Ladies and gentlemen, arts and culture constitute one of our nation's most powerful natural resources. It is also an important economic empowerment and poverty alleviation. It is our belief that funding arts and culture activities is neither charity nor philanthropy, but rather an investment in the future of our country and promoting national identity. For this reason the Department of Arts and Culture will continue with our national efforts of skills development in the sector and promoting local content through funding the National Film and Video Foundation.

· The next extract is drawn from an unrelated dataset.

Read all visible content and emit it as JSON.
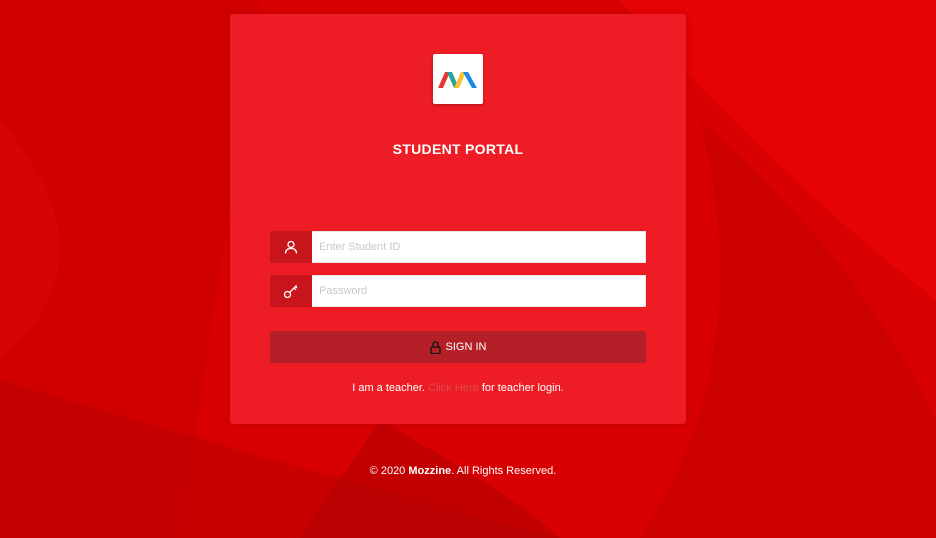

As you are aware, arts and culture can be an active commercial industry on its own. With the hosting of FIFA 2010 World Cup, a window of opportunity is opening for us to showcase and express our identity through this sector and exploring the economic potential of cultural tourism. As a government we strongly believe that our country's artistic culture could really make genuine and sustainable contribution to job opportunities. Through the Investing in Culture programme, we will continue to provide empowerment opportunities for unemployed people through skills development, training and job creation in the arts, culture and heritage sector by generating opportunities for establishing viable small and medium enterprises.

In a related development, the Department of Arts and Culture is developing a framework that will encompass funding and grading system for statutory heritage institutions. The planned museum policy will ensure that funding of heritage institutions is geared toward enhancing our cultural and infrastructure towards strengthening our cultural distinctiveness and excellence.

We understand the difficulties confronting the local arts and we are committed to sustaining the arts sector, particularly during this economic downturn by maintaining our level of funding support.

In conclusion, we believe that the cluster's Programme of Action will yield positive outcomes that will benefit poor South Africans- not only in the short term, but for many years to come.

We plan to continue to monitor implementation of our programmes and consider further adjustments as necessary.
We know, however, we cannot do this alone.

That is why we are working together with our social partners to address the challenges confronting our nation.

I thank you.

Most Read